Ten Favourite Parks and Gardens in Paris Region
If you're traveling to Paris, take advantage of the region's numerous parks and gardens to enjoy a relaxing moment while also soaking up French culture, history and art…
Paris and its region are endowed with a rich history and a visit to a castle and its estate can provide the opportunity for some magnificent strolls. The most majestic of the castle gardens is of course the Château de Versailles. Created by Le Nôtre to glorify Louis XIV the Sun King, the gardens of Versailles represent the pinnacle of formal French-style gardening, with classic groves and geometric perspectives. From spring through autumn, visitors can also enjoy the Musical Fountains and the Musical Gardens shows here.
For a long time thought to be the work of Le Nôtre, the gardens at the Château de Courances were in fact created a century earlier. They are emblematic of Renaissance water gardens and offer a bucolic setting for a promenade. In the summer, the pools, canals and numerous fountains provide welcome coolness.
The Domaine de Coursonis a Romantic garden, designed by some of the best landscape architects of the 19th and 20th centuries.
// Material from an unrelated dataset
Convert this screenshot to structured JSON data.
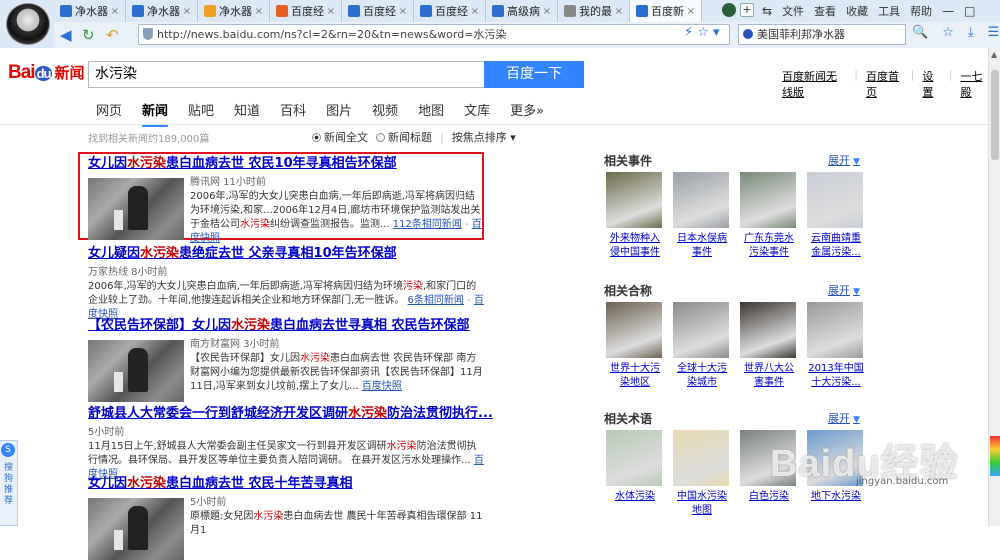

Here, throughout the seasons, nature and design coexist in perfect balance. The bright and open brick-and-stone castle, as well as its décor and furnishings, are also inspired by this harmonious philosophy.
Paris is packed with botanical treasures. Still today, the Jardin des Plantes, home to the National Museum of Natural History, upholds its four-century-long mission to spread botanical knowledge. Originally the Royal Garden of Medicinal Plants, the park divides its rich natural heritage across 11 different gardens.
At the heart of the Domaine Départemental de la Vallée-aux-Loups – Maison de Chateaubriand, 12 kilometres from Paris, the exceptional Arboretum is home to 500 species of trees and shrubs. Its unique botanical heritage is epitomised by the famous weeping cedar, which stretches up over 14 metres high and whose branches cover an area of nearly 700m2. The park is organised into themed gardens : fruit, flowering, chestnut, and alder trees, etc.
Created by Jean -Baptiste de La Quintinie to supply the tables of the Sun King, the King's Kitchen Garden at Versailles grows an impressive number of fruits and vegetables, often rare or little-known, and maintains historic pruning techniques for its fruit trees.
With its square beds planted with vegetables and flowers typical of the 17th century, the Saint-Jean de Beauregard Kitchen Garden is one of the rare flowering kitchen gardens to have survived intact up to the present day. The rare or forgotten flowers, fruits andvegetables grown here have brought the estate wide renown.
At the gothic Royaumont Abbey, the largest Cistercian abbey in the region, the medievally inspired gardens contain aromatic and medicinal plants and also a vegetable garden and orchard.
In the 19th century, the first garden entirely dedicated to roses, the Val-de-Marne Rose Garden, was born. Famous throughout the world, it cultivates varieties from East Asia as well as modern French roses, across thirteen collection gardens.
The great park of the medieval city of Provins is home to the Provins Rose Garden, which offers visitors a chance to wander among 450 varieties of ancient and modern roses. The most famous, Rosa gallica officinalis, also known as "Rose de Provins", was brought back from the Crusades in 1240 by Thibaud IV of Champagne and has become one of the symbols of the town.
And for a unique way to discover Paris's most beautiful gardens – from the garden of the Rodin Museum to the Parc Monceau – and while admiring the Eiffel Tower or the Champs-Élysées, treat yourself to a ride in an historic Citroën 2CV with the specialist tour company 4 Roues Sous 1 Parapluie.